**Work item:** Images stay out. Everything else in the records is repeated exactly.

- - - - -

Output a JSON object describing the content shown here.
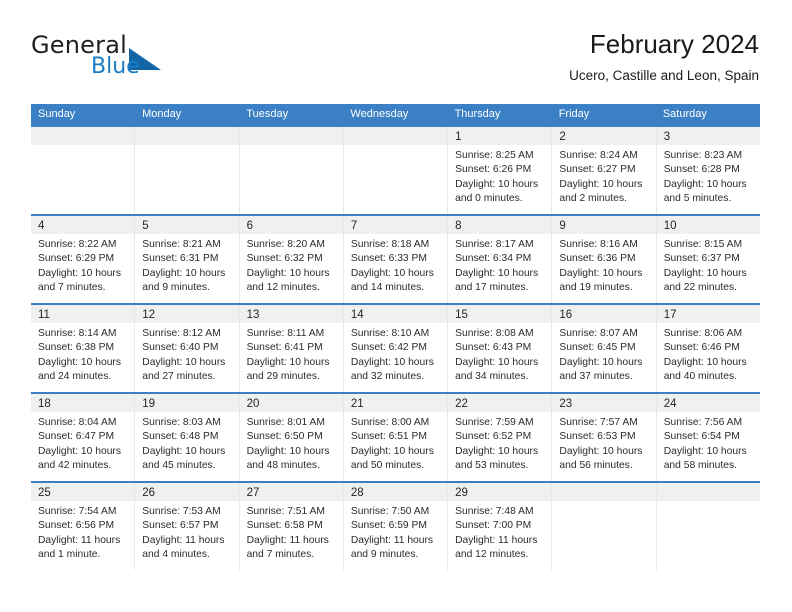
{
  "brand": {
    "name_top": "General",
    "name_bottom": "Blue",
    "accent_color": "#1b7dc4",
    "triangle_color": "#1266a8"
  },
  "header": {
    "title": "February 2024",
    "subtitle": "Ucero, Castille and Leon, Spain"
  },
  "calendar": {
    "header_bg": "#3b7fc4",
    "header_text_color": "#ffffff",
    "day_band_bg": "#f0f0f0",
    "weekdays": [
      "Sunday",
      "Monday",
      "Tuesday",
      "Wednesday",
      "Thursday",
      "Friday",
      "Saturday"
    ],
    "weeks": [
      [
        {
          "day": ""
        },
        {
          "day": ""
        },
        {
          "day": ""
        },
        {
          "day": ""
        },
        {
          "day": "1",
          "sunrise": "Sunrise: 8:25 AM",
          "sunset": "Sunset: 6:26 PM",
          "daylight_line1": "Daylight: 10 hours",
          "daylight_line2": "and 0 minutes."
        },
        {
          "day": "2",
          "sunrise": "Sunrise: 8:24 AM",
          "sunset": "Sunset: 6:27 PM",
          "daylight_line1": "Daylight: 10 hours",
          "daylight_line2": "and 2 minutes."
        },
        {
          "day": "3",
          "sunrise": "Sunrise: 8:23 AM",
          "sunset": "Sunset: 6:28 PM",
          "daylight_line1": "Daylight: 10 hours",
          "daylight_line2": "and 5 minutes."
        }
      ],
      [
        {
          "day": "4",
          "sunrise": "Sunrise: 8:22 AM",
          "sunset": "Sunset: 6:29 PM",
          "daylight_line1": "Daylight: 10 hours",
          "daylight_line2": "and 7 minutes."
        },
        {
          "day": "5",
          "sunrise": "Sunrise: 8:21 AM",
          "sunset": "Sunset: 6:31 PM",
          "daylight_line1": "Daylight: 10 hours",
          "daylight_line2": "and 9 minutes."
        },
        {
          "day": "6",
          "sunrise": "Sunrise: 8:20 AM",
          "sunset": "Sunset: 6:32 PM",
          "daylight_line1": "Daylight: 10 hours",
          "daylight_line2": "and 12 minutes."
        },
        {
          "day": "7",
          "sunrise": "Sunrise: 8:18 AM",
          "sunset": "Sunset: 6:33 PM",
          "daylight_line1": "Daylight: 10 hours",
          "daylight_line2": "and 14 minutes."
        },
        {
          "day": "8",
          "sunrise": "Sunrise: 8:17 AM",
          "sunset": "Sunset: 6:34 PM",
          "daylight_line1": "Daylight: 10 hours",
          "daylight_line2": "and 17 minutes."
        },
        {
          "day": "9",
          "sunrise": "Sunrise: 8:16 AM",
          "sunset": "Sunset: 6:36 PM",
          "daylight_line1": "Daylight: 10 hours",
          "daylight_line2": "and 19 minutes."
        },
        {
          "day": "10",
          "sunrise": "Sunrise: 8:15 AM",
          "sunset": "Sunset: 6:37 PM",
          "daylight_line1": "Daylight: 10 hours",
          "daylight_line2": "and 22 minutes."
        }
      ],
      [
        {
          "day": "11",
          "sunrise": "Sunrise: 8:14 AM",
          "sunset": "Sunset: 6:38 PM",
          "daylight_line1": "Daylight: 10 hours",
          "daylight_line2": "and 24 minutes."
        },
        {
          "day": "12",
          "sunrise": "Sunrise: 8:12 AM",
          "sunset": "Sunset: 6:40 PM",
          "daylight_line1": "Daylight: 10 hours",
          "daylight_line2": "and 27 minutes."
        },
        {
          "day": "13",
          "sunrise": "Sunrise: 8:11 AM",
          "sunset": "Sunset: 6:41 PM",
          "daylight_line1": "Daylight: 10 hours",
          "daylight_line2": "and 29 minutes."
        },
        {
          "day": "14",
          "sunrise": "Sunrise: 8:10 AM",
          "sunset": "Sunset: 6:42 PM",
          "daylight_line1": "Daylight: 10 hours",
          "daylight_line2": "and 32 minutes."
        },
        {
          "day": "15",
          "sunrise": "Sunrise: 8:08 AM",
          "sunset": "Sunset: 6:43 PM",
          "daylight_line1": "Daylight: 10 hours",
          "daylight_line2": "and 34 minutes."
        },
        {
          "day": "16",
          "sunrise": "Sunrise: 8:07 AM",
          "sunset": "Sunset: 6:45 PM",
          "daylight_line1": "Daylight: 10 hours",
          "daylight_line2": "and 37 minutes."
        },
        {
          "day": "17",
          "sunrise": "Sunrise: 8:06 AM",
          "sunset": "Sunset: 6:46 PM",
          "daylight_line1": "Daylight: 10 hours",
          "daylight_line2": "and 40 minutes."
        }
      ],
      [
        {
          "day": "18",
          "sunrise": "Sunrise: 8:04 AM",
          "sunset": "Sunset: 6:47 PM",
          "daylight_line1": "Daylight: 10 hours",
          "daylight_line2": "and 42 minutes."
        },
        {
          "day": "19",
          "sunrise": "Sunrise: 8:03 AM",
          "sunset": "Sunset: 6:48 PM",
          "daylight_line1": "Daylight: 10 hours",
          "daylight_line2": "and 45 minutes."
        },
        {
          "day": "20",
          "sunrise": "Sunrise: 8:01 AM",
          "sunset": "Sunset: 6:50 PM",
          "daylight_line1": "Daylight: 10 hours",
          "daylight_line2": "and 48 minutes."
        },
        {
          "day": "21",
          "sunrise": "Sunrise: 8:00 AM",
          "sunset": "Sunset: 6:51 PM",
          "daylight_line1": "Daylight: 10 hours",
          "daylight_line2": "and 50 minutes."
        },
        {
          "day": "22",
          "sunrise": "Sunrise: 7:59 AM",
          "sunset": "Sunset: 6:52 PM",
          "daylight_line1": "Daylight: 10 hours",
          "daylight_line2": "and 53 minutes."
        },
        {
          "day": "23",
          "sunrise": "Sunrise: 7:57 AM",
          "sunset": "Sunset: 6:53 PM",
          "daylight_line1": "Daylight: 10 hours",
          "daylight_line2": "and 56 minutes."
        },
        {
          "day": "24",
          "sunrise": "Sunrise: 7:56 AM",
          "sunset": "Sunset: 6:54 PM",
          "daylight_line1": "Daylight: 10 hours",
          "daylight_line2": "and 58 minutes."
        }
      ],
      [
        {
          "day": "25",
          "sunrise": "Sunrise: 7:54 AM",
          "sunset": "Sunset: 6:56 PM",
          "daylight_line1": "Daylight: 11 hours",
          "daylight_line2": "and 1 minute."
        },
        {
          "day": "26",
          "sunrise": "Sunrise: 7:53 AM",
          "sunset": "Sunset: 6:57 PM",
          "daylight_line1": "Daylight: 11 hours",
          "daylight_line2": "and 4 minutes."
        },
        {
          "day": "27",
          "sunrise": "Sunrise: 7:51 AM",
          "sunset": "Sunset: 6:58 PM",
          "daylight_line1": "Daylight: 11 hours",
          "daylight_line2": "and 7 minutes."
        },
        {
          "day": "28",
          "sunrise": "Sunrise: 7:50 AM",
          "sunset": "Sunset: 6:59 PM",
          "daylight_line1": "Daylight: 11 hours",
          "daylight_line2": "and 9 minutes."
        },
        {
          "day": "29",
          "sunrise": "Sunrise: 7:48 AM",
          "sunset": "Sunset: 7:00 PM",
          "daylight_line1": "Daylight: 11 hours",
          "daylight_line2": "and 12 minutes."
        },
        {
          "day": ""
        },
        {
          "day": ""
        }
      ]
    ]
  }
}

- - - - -

**Answer section:**
Output a JSON object describing the content shown here.
{
  "brand": {
    "name_top": "General",
    "name_bottom": "Blue",
    "accent_color": "#1b7dc4",
    "triangle_color": "#1266a8"
  },
  "header": {
    "title": "February 2024",
    "subtitle": "Ucero, Castille and Leon, Spain"
  },
  "calendar": {
    "header_bg": "#3b7fc4",
    "header_text_color": "#ffffff",
    "day_band_bg": "#f0f0f0",
    "weekdays": [
      "Sunday",
      "Monday",
      "Tuesday",
      "Wednesday",
      "Thursday",
      "Friday",
      "Saturday"
    ],
    "weeks": [
      [
        {
          "day": ""
        },
        {
          "day": ""
        },
        {
          "day": ""
        },
        {
          "day": ""
        },
        {
          "day": "1",
          "sunrise": "Sunrise: 8:25 AM",
          "sunset": "Sunset: 6:26 PM",
          "daylight_line1": "Daylight: 10 hours",
          "daylight_line2": "and 0 minutes."
        },
        {
          "day": "2",
          "sunrise": "Sunrise: 8:24 AM",
          "sunset": "Sunset: 6:27 PM",
          "daylight_line1": "Daylight: 10 hours",
          "daylight_line2": "and 2 minutes."
        },
        {
          "day": "3",
          "sunrise": "Sunrise: 8:23 AM",
          "sunset": "Sunset: 6:28 PM",
          "daylight_line1": "Daylight: 10 hours",
          "daylight_line2": "and 5 minutes."
        }
      ],
      [
        {
          "day": "4",
          "sunrise": "Sunrise: 8:22 AM",
          "sunset": "Sunset: 6:29 PM",
          "daylight_line1": "Daylight: 10 hours",
          "daylight_line2": "and 7 minutes."
        },
        {
          "day": "5",
          "sunrise": "Sunrise: 8:21 AM",
          "sunset": "Sunset: 6:31 PM",
          "daylight_line1": "Daylight: 10 hours",
          "daylight_line2": "and 9 minutes."
        },
        {
          "day": "6",
          "sunrise": "Sunrise: 8:20 AM",
          "sunset": "Sunset: 6:32 PM",
          "daylight_line1": "Daylight: 10 hours",
          "daylight_line2": "and 12 minutes."
        },
        {
          "day": "7",
          "sunrise": "Sunrise: 8:18 AM",
          "sunset": "Sunset: 6:33 PM",
          "daylight_line1": "Daylight: 10 hours",
          "daylight_line2": "and 14 minutes."
        },
        {
          "day": "8",
          "sunrise": "Sunrise: 8:17 AM",
          "sunset": "Sunset: 6:34 PM",
          "daylight_line1": "Daylight: 10 hours",
          "daylight_line2": "and 17 minutes."
        },
        {
          "day": "9",
          "sunrise": "Sunrise: 8:16 AM",
          "sunset": "Sunset: 6:36 PM",
          "daylight_line1": "Daylight: 10 hours",
          "daylight_line2": "and 19 minutes."
        },
        {
          "day": "10",
          "sunrise": "Sunrise: 8:15 AM",
          "sunset": "Sunset: 6:37 PM",
          "daylight_line1": "Daylight: 10 hours",
          "daylight_line2": "and 22 minutes."
        }
      ],
      [
        {
          "day": "11",
          "sunrise": "Sunrise: 8:14 AM",
          "sunset": "Sunset: 6:38 PM",
          "daylight_line1": "Daylight: 10 hours",
          "daylight_line2": "and 24 minutes."
        },
        {
          "day": "12",
          "sunrise": "Sunrise: 8:12 AM",
          "sunset": "Sunset: 6:40 PM",
          "daylight_line1": "Daylight: 10 hours",
          "daylight_line2": "and 27 minutes."
        },
        {
          "day": "13",
          "sunrise": "Sunrise: 8:11 AM",
          "sunset": "Sunset: 6:41 PM",
          "daylight_line1": "Daylight: 10 hours",
          "daylight_line2": "and 29 minutes."
        },
        {
          "day": "14",
          "sunrise": "Sunrise: 8:10 AM",
          "sunset": "Sunset: 6:42 PM",
          "daylight_line1": "Daylight: 10 hours",
          "daylight_line2": "and 32 minutes."
        },
        {
          "day": "15",
          "sunrise": "Sunrise: 8:08 AM",
          "sunset": "Sunset: 6:43 PM",
          "daylight_line1": "Daylight: 10 hours",
          "daylight_line2": "and 34 minutes."
        },
        {
          "day": "16",
          "sunrise": "Sunrise: 8:07 AM",
          "sunset": "Sunset: 6:45 PM",
          "daylight_line1": "Daylight: 10 hours",
          "daylight_line2": "and 37 minutes."
        },
        {
          "day": "17",
          "sunrise": "Sunrise: 8:06 AM",
          "sunset": "Sunset: 6:46 PM",
          "daylight_line1": "Daylight: 10 hours",
          "daylight_line2": "and 40 minutes."
        }
      ],
      [
        {
          "day": "18",
          "sunrise": "Sunrise: 8:04 AM",
          "sunset": "Sunset: 6:47 PM",
          "daylight_line1": "Daylight: 10 hours",
          "daylight_line2": "and 42 minutes."
        },
        {
          "day": "19",
          "sunrise": "Sunrise: 8:03 AM",
          "sunset": "Sunset: 6:48 PM",
          "daylight_line1": "Daylight: 10 hours",
          "daylight_line2": "and 45 minutes."
        },
        {
          "day": "20",
          "sunrise": "Sunrise: 8:01 AM",
          "sunset": "Sunset: 6:50 PM",
          "daylight_line1": "Daylight: 10 hours",
          "daylight_line2": "and 48 minutes."
        },
        {
          "day": "21",
          "sunrise": "Sunrise: 8:00 AM",
          "sunset": "Sunset: 6:51 PM",
          "daylight_line1": "Daylight: 10 hours",
          "daylight_line2": "and 50 minutes."
        },
        {
          "day": "22",
          "sunrise": "Sunrise: 7:59 AM",
          "sunset": "Sunset: 6:52 PM",
          "daylight_line1": "Daylight: 10 hours",
          "daylight_line2": "and 53 minutes."
        },
        {
          "day": "23",
          "sunrise": "Sunrise: 7:57 AM",
          "sunset": "Sunset: 6:53 PM",
          "daylight_line1": "Daylight: 10 hours",
          "daylight_line2": "and 56 minutes."
        },
        {
          "day": "24",
          "sunrise": "Sunrise: 7:56 AM",
          "sunset": "Sunset: 6:54 PM",
          "daylight_line1": "Daylight: 10 hours",
          "daylight_line2": "and 58 minutes."
        }
      ],
      [
        {
          "day": "25",
          "sunrise": "Sunrise: 7:54 AM",
          "sunset": "Sunset: 6:56 PM",
          "daylight_line1": "Daylight: 11 hours",
          "daylight_line2": "and 1 minute."
        },
        {
          "day": "26",
          "sunrise": "Sunrise: 7:53 AM",
          "sunset": "Sunset: 6:57 PM",
          "daylight_line1": "Daylight: 11 hours",
          "daylight_line2": "and 4 minutes."
        },
        {
          "day": "27",
          "sunrise": "Sunrise: 7:51 AM",
          "sunset": "Sunset: 6:58 PM",
          "daylight_line1": "Daylight: 11 hours",
          "daylight_line2": "and 7 minutes."
        },
        {
          "day": "28",
          "sunrise": "Sunrise: 7:50 AM",
          "sunset": "Sunset: 6:59 PM",
          "daylight_line1": "Daylight: 11 hours",
          "daylight_line2": "and 9 minutes."
        },
        {
          "day": "29",
          "sunrise": "Sunrise: 7:48 AM",
          "sunset": "Sunset: 7:00 PM",
          "daylight_line1": "Daylight: 11 hours",
          "daylight_line2": "and 12 minutes."
        },
        {
          "day": ""
        },
        {
          "day": ""
        }
      ]
    ]
  }
}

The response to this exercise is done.